● Exercise description:
Please state how many lines of the data contain "Penelitian". The number by itself is enough.

● Provided records:

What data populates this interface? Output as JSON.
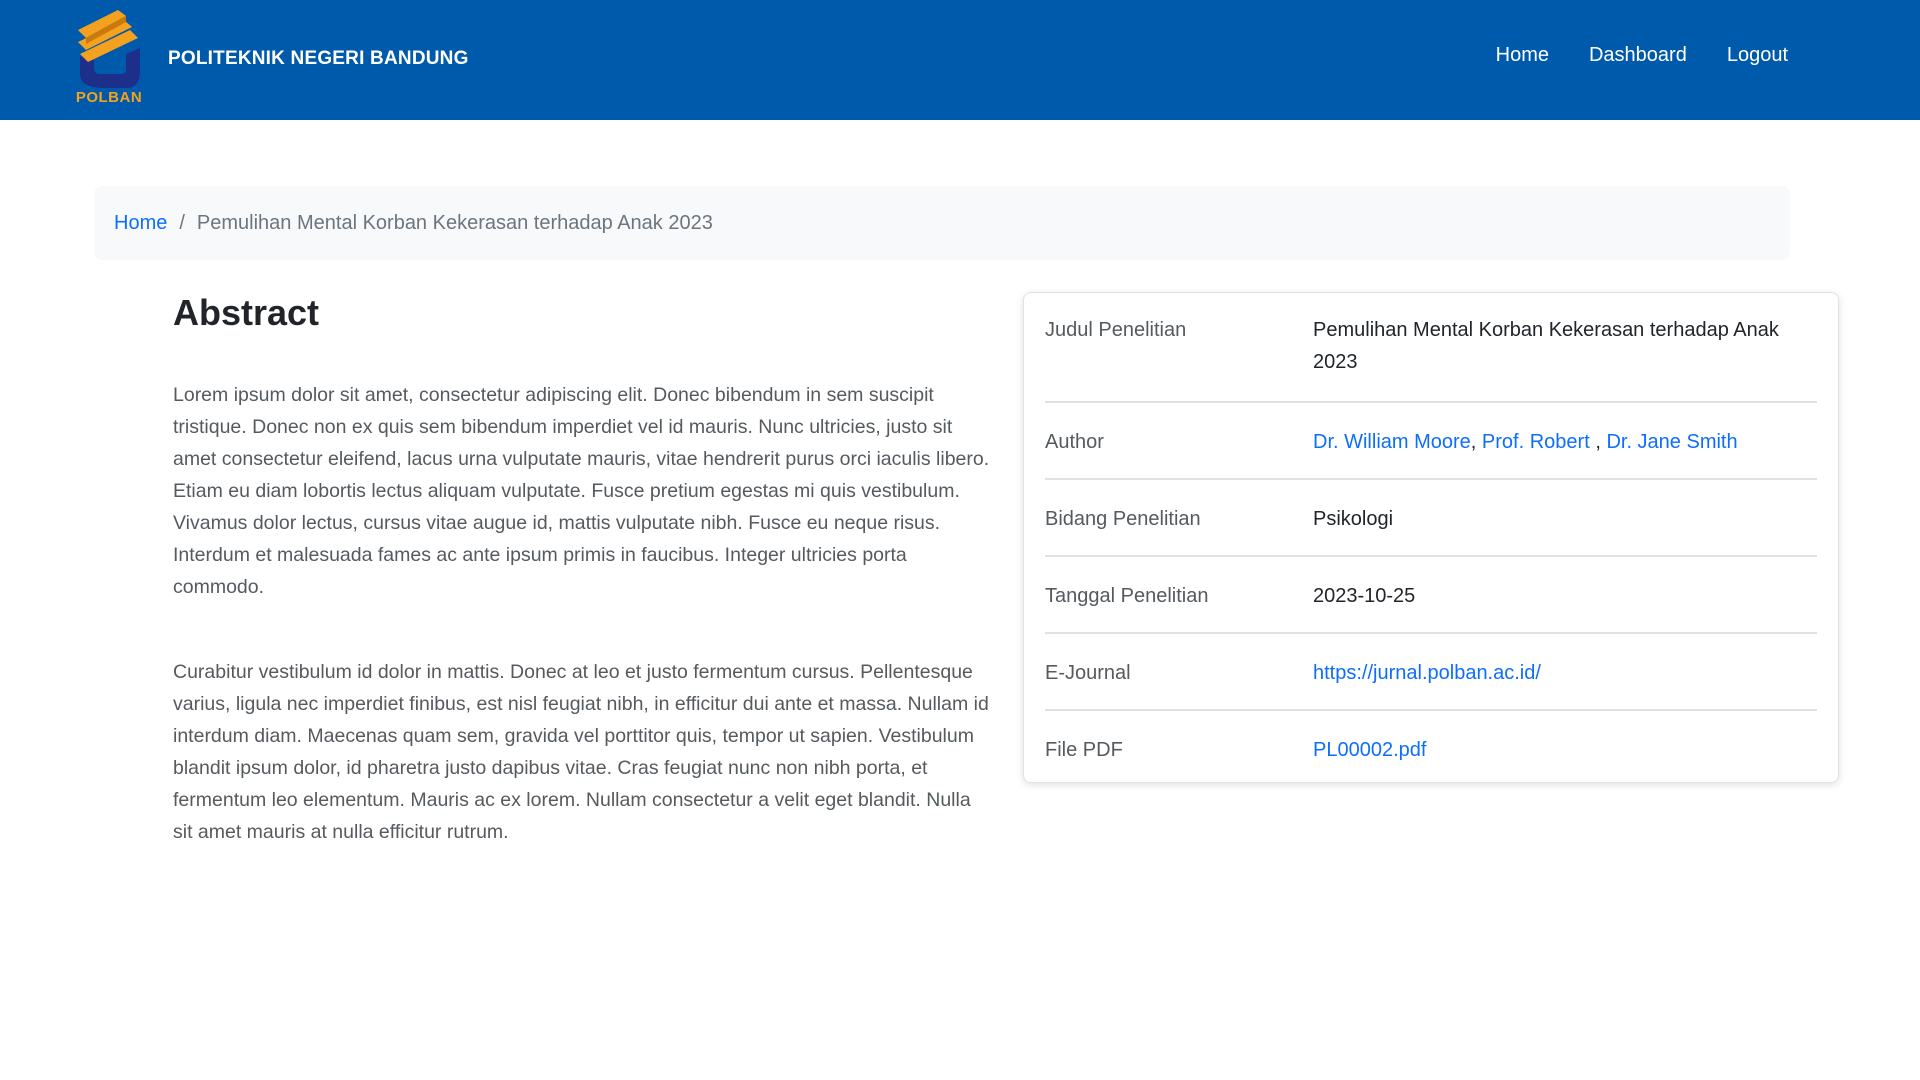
{
  "header": {
    "brand_name": "POLITEKNIK NEGERI BANDUNG",
    "logo_text": "POLBAN",
    "nav": [
      "Home",
      "Dashboard",
      "Logout"
    ]
  },
  "breadcrumb": {
    "home": "Home",
    "separator": "/",
    "current": "Pemulihan Mental Korban Kekerasan terhadap Anak 2023"
  },
  "abstract": {
    "heading": "Abstract",
    "paragraphs": [
      "Lorem ipsum dolor sit amet, consectetur adipiscing elit. Donec bibendum in sem suscipit tristique. Donec non ex quis sem bibendum imperdiet vel id mauris. Nunc ultricies, justo sit amet consectetur eleifend, lacus urna vulputate mauris, vitae hendrerit purus orci iaculis libero. Etiam eu diam lobortis lectus aliquam vulputate. Fusce pretium egestas mi quis vestibulum. Vivamus dolor lectus, cursus vitae augue id, mattis vulputate nibh. Fusce eu neque risus. Interdum et malesuada fames ac ante ipsum primis in faucibus. Integer ultricies porta commodo.",
      "Curabitur vestibulum id dolor in mattis. Donec at leo et justo fermentum cursus. Pellentesque varius, ligula nec imperdiet finibus, est nisl feugiat nibh, in efficitur dui ante et massa. Nullam id interdum diam. Maecenas quam sem, gravida vel porttitor quis, tempor ut sapien. Vestibulum blandit ipsum dolor, id pharetra justo dapibus vitae. Cras feugiat nunc non nibh porta, et fermentum leo elementum. Mauris ac ex lorem. Nullam consectetur a velit eget blandit. Nulla sit amet mauris at nulla efficitur rutrum."
    ]
  },
  "details": {
    "title_label": "Judul Penelitian",
    "title_value": "Pemulihan Mental Korban Kekerasan terhadap Anak 2023",
    "author_label": "Author",
    "authors": [
      "Dr. William Moore",
      "Prof. Robert ",
      "Dr. Jane Smith"
    ],
    "field_label": "Bidang Penelitian",
    "field_value": "Psikologi",
    "date_label": "Tanggal Penelitian",
    "date_value": "2023-10-25",
    "journal_label": "E-Journal",
    "journal_value": "https://jurnal.polban.ac.id/",
    "pdf_label": "File PDF",
    "pdf_value": "PL00002.pdf"
  },
  "colors": {
    "navbar": "#005aab",
    "link": "#0d6efd",
    "logo_orange": "#f4a11f"
  }
}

● Exercise response:
3